Sully is the Captain Now
Reviewed by Mason Manuel
A great film is normally so because it is greater as a sum of its parts rather than relying on one novel idea. The same could be said of the famed incident dubbed “The Miracle on the Hudson.” For those unfamiliar, on January 15th, 2009, a commercial airliner lost both engines and was forced to make a controlled descent into the Hudson River. The captain of the plane, Chesley Sullenberger (A.K.A. Sully) masterfully landed in the extreme conditions and managed to do so without losing a single passenger. But none of that would have been possible had it not been for his capable co-pilot, the coast guard, multiple ferrymen, and brave passengers that helped follow and execute emergency procedures. Sully may focus on the titular captain but rather than become a melodramatic biopic the film works hard to give credit to all whom it is due and become something more.
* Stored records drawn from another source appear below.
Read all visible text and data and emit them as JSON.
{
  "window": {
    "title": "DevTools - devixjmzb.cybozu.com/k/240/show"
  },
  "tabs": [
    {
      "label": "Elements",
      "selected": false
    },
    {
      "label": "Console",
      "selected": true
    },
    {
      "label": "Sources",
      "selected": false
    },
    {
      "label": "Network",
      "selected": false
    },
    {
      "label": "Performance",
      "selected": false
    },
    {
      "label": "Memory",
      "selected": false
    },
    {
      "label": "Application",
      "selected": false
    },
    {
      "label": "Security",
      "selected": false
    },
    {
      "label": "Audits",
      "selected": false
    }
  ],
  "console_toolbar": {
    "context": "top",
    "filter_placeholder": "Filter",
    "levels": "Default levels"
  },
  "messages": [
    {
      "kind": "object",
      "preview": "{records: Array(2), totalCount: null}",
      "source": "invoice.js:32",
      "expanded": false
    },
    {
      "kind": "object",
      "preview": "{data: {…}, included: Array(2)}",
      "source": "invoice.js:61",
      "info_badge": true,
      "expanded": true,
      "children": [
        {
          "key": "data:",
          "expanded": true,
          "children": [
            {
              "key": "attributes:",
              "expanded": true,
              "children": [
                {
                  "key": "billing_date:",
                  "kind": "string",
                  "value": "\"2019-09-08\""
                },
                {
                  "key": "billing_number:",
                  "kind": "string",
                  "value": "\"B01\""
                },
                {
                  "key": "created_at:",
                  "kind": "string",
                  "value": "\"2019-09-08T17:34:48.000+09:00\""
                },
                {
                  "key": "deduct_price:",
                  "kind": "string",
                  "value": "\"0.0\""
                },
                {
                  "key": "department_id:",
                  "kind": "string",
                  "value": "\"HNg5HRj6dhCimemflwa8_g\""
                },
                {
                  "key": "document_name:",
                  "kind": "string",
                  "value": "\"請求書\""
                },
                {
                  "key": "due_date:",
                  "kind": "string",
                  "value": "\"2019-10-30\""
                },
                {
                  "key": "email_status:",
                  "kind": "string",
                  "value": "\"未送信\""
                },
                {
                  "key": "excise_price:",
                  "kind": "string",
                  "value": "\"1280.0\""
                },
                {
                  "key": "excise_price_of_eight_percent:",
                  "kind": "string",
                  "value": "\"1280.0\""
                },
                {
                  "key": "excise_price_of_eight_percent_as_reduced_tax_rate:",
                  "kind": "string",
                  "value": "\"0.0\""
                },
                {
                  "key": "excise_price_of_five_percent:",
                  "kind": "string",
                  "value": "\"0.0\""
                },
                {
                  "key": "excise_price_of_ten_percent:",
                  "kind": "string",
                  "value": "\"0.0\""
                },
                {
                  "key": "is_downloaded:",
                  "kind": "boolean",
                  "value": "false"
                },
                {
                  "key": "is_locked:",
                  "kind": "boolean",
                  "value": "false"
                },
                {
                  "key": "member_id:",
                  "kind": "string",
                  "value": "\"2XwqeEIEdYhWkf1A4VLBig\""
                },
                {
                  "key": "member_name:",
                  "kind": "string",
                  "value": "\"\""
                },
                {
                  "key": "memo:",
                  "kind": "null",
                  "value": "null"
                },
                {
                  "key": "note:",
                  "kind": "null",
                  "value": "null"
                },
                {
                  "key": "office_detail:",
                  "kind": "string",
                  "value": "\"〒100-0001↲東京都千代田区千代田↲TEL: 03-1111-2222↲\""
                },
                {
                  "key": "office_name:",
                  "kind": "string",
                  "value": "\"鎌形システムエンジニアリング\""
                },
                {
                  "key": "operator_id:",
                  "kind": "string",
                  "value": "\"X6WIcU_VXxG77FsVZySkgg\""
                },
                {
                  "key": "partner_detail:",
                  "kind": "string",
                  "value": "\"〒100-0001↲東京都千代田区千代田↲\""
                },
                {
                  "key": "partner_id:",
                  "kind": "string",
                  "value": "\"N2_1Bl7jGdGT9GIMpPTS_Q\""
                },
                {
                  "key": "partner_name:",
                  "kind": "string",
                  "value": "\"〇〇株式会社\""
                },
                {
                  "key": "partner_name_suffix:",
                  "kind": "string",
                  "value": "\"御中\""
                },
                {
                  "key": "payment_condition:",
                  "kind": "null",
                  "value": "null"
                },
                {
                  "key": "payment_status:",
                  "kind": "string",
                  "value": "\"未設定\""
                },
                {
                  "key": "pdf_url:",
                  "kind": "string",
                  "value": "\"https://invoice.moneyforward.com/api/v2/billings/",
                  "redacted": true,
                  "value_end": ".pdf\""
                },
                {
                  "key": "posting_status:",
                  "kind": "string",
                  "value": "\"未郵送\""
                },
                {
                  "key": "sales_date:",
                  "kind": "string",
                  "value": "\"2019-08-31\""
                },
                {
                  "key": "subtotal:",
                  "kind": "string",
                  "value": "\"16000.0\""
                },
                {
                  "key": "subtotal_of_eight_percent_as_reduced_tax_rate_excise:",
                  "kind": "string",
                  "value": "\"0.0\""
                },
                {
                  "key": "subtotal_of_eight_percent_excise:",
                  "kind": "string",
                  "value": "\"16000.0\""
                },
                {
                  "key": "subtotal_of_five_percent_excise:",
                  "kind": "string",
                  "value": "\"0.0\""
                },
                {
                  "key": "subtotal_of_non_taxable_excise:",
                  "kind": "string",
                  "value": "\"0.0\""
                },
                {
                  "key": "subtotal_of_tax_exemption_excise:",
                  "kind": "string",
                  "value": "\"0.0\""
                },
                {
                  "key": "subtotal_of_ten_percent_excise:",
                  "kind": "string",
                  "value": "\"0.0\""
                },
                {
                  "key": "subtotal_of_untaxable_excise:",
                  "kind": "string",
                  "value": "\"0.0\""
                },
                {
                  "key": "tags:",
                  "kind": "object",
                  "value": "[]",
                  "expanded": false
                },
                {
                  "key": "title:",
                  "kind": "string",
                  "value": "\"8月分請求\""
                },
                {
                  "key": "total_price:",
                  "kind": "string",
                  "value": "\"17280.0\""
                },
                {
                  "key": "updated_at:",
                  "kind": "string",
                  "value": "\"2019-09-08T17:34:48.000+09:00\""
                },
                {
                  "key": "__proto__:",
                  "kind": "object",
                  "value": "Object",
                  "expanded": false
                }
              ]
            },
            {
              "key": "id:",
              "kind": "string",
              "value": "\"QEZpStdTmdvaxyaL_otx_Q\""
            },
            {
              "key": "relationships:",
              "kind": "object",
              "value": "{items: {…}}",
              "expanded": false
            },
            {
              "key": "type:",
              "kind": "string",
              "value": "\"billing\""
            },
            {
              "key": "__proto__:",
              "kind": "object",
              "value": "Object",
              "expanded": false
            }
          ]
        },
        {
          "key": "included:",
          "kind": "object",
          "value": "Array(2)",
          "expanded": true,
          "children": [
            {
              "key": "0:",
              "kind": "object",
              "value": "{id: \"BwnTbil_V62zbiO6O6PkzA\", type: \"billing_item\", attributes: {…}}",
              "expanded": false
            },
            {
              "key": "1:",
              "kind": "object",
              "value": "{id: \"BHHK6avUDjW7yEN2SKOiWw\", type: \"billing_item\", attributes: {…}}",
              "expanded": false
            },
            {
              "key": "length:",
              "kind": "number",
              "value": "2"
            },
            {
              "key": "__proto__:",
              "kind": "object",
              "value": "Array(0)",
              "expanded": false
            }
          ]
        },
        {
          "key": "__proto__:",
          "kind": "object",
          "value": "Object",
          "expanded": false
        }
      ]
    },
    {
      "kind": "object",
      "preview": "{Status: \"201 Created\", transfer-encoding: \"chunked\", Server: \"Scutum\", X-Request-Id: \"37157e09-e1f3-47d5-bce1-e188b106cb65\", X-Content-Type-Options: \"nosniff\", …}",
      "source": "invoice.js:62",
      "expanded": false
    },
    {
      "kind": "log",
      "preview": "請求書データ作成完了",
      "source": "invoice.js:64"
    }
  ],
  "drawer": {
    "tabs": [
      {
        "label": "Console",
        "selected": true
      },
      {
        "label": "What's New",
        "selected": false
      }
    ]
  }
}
Tom Hanks (Apollo 13, Cast Away) is right at home as the gruff and aging pilot who has seen more than forty years up in the sky. He plays a man that is steadfast and confident in his profession who is entirely bewildered by the media circus that follows him in the fallout of the incident. In another actor’s hands Sully’s demeanor and constant insisting that he is not a hero would come off as overindulgent modesty but Hanks makes it work perfectly. Also worth mentioning Aaron Eckhart (The Dark Knight, Olympus has Fallen) who, despite being the co-pilot, never finds himself in Sully’s shadow. He brings a more human side to the events that transpired in the cockpit and has great chemistry with his co-star. The always great Anna Gunn and Laura Linney round out a great cast that comes together perfectly as foils to Sully, one dissecting his testimony and questioning the validity of his statements while the other questions how Sully can be so objective in time that puts both his family and his career at risk. They provide more insight into the dynamic character that shows that a hero is just a normal human being doing the right thing at the right time.
Despite all of these great performances, Clint Eastwood is the real star of the show here. Though the film’s initial moments start slow, the build and payoff feel earned and resonate greatly. Though the film deals with the incident that occurred, the view is more focused on the fallout of the event more than the forced landing itself. Director Eastwood holds a mirror up to society and how much we love to build heroes up just so that we can viciously rip them down later. Though Captain Sully’s actions were admirable, the media and aviation committees waste no time in trying to find something wrong with his choices. Though Sully survived the Hudson landing in nearly below zero temperatures, his real danger comes from the spotlight cast upon him after the event. The initial slow story pacing is deliberate in showing the crash as the easy part only to speed up when Sully is thrown in front of committee after committee. Seeing his actions be dissected by inspections is hard to watch, especially when we are given a first person look into the crash. Eastwood masterfully cuts into the meat of heroism today and shows how skepticism constantly tries to overshadow good deeds.
Sully works great because its culmination of parts works together seamlessly. A proven cast meshed with a similarly proven director comes together to make a wonderful piece of storytelling based on one of the most extraordinary events to occur in recent memory. Easily being the best film for both Tom Hanks and Clint Eastwood in some time shows that these two old timers have plenty more to offer in the ways of fantastic films. RDR gives it a 9.3 out of 10.